Last Fourth of July, a little boy from Wisconsin captured hearts across the Metro. Scott Meyer, now 6-years-old, wandered from his home in Prescott on July 3, 2012. More than 20 hours later, he was found with only tick and mosquito bites.
"We were able to bring him home with the help of so many people and there's just no way we can thank all those people for the support of either searching, for donating, for prayers," said Scott's mom Barbara Meyer.
Memories from last July still stick with Scott's parents Barbara and Dick Meyer. Scott and his two older brothers have autism and difficulty communicating verbally.
"When I came upstairs, I saw my oldest son Carl sitting on the edge of his bed, looking over at the empty bed. And he knew his brother wasn't there and that was unusual. And that was hard because he is non-verbal and can't talk. And all he knew was, mom and dad are crying, grandma and grandpas are crying, aunts and uncles are crying, and there's no Scotty and there hasn't been Scotty all day," Barbara Meyer said.
Dick Meyer remembers hearing of a false alarm early on during the search.
"At that point we told the Sheriff, we don't want any calls or reports coming in until an officer has him in his arms," Dick Meyer said.
Almost a full day after Scott went missing, he was found by a volunteer and his dog.
"When I opened that door to the car that he was in and I said 'hi honey,' he looked straight through me. And another part of me died. And I thought, this isn't just a little dehydrated, something's seriously wrong," Barbara Meyer said.
That quickly changed with a mother's touch and voice.
"As we were driving out of our development, I started singing one of his favorite songs. And he turned and he looked at me with those big blue eyes and he broke out into a smile, and that's when I went, there's my Scott," Barbara Meyer said.
Barbara said she has noticed positive changes in her son since the incident.
"He came out of it liking people more, walking up to strangers, smiling when people who he didn't know spoke to him," Barbara Meyer said.
"The few times that he's been outside, he'll kind of run a few feet, and turn around and look at us, like you're watching me aren't ya?," Dick Meyer said.
The pain the Meyers went through is their inspiration to tell others about the tracking anklets all their boys now wear every day as a part of Project Lifesaver.
"They are just one quick phone call away to the Sheriff's Office," Barbara Meyer said.
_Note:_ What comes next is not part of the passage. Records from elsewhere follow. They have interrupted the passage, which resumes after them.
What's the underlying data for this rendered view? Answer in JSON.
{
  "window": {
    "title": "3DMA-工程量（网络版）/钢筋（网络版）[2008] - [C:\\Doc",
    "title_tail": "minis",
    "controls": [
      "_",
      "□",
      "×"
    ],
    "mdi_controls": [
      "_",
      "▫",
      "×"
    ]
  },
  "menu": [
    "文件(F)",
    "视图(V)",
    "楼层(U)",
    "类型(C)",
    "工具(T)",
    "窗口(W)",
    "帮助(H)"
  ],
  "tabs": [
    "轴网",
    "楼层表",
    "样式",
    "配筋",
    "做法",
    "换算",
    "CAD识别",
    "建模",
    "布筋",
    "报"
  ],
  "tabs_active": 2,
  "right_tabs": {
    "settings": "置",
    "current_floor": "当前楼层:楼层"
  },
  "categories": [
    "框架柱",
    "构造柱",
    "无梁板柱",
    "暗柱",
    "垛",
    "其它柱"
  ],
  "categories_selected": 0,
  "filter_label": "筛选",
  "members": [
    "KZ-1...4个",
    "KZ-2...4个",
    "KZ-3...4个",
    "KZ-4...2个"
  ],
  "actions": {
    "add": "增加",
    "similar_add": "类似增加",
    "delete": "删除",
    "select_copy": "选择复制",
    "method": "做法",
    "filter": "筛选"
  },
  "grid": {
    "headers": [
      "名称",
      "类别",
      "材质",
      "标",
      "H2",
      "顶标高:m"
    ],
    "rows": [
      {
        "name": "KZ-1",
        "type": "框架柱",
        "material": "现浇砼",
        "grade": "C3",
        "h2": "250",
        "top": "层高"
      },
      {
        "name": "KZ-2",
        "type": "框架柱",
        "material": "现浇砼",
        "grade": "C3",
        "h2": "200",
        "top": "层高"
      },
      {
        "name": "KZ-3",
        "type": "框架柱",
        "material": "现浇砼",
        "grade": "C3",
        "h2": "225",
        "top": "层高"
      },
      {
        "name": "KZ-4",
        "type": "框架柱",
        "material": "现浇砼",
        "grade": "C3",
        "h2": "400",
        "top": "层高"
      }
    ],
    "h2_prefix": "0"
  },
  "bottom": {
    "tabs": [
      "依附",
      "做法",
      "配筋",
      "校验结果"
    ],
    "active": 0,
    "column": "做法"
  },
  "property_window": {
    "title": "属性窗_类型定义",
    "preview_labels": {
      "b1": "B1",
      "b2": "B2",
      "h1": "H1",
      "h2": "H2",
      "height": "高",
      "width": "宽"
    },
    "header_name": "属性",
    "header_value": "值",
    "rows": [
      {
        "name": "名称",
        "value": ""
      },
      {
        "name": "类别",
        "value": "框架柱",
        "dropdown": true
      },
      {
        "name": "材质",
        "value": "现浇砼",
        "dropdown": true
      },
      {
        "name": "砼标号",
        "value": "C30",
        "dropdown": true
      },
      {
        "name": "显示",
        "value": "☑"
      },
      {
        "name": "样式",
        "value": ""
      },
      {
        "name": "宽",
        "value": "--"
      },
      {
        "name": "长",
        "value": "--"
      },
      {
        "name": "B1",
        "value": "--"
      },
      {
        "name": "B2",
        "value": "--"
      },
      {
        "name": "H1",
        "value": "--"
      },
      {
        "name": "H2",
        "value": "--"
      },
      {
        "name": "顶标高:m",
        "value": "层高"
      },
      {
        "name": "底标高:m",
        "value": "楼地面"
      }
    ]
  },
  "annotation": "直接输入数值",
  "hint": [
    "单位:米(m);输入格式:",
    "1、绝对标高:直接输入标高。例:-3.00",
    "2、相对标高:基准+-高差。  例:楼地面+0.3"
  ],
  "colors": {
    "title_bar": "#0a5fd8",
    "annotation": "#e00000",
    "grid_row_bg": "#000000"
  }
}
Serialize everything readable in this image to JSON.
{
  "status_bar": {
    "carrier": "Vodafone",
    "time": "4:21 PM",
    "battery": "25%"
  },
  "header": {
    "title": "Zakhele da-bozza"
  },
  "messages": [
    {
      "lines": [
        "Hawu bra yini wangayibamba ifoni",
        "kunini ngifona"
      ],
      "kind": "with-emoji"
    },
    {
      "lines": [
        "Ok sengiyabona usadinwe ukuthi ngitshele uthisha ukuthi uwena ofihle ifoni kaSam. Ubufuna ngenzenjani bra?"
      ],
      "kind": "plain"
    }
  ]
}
"Once I turn the equipment on, I can look at the needle, so it's giving me a visual but then there's also an audible tone that's going off," said Pierce County Deputy Sheriff Steve Albarado, demonstrating the Project Lifesaver tracking system.
The national average time for finding a missing person with the program is about 30 minutes. In Pierce County, enrollment in the program has doubled since Scott Meyer went missing and was found.
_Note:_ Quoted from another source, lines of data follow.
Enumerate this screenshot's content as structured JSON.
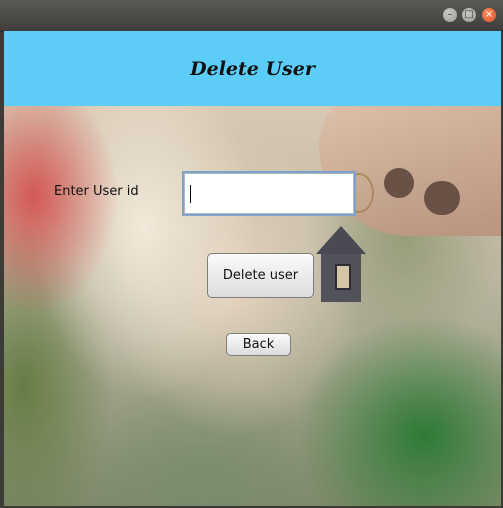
{
  "window": {
    "controls": {
      "minimize_icon": "minimize-icon",
      "maximize_icon": "maximize-icon",
      "close_icon": "close-icon"
    }
  },
  "header": {
    "title": "Delete User",
    "background_color": "#5bcdf8"
  },
  "form": {
    "user_id_label": "Enter User id",
    "user_id_value": "",
    "delete_button_label": "Delete user",
    "back_button_label": "Back"
  }
}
"I just cant put into words what it's like to have your child missing. And for parents who have gone years without knowing, it just breaks my heart," Barbara Meyer said.
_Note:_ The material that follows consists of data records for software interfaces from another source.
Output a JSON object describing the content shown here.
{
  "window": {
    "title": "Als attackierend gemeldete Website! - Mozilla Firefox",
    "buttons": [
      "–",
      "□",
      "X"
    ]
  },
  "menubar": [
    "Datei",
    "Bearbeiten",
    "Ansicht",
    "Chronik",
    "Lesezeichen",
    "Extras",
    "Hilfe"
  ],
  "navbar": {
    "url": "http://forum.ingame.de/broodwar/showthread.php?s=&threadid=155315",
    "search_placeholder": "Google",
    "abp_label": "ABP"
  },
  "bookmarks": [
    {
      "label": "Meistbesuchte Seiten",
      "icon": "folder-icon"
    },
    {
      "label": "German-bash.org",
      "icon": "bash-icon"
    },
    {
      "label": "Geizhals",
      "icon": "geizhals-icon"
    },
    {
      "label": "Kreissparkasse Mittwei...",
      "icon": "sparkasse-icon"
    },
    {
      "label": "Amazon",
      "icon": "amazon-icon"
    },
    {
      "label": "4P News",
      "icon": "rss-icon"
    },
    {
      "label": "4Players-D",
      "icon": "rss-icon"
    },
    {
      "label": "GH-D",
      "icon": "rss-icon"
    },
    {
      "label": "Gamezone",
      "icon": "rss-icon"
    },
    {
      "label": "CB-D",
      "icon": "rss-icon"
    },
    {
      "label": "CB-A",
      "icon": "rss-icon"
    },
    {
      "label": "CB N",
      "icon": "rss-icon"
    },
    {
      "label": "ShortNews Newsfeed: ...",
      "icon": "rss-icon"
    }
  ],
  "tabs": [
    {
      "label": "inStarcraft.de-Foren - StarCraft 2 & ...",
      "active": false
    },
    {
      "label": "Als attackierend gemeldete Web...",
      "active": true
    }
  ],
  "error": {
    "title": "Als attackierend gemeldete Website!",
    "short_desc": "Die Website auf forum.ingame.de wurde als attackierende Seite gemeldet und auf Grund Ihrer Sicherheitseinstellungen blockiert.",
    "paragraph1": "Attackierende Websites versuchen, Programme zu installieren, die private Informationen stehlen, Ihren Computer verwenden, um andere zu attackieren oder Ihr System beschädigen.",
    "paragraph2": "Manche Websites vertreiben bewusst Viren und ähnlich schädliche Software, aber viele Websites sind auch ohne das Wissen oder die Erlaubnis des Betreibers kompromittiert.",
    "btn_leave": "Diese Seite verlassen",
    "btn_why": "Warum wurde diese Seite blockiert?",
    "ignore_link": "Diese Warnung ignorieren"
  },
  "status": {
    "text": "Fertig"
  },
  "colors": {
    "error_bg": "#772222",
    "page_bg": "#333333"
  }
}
Scott Meyer will start first grade in the fall. He recently said his first couple words.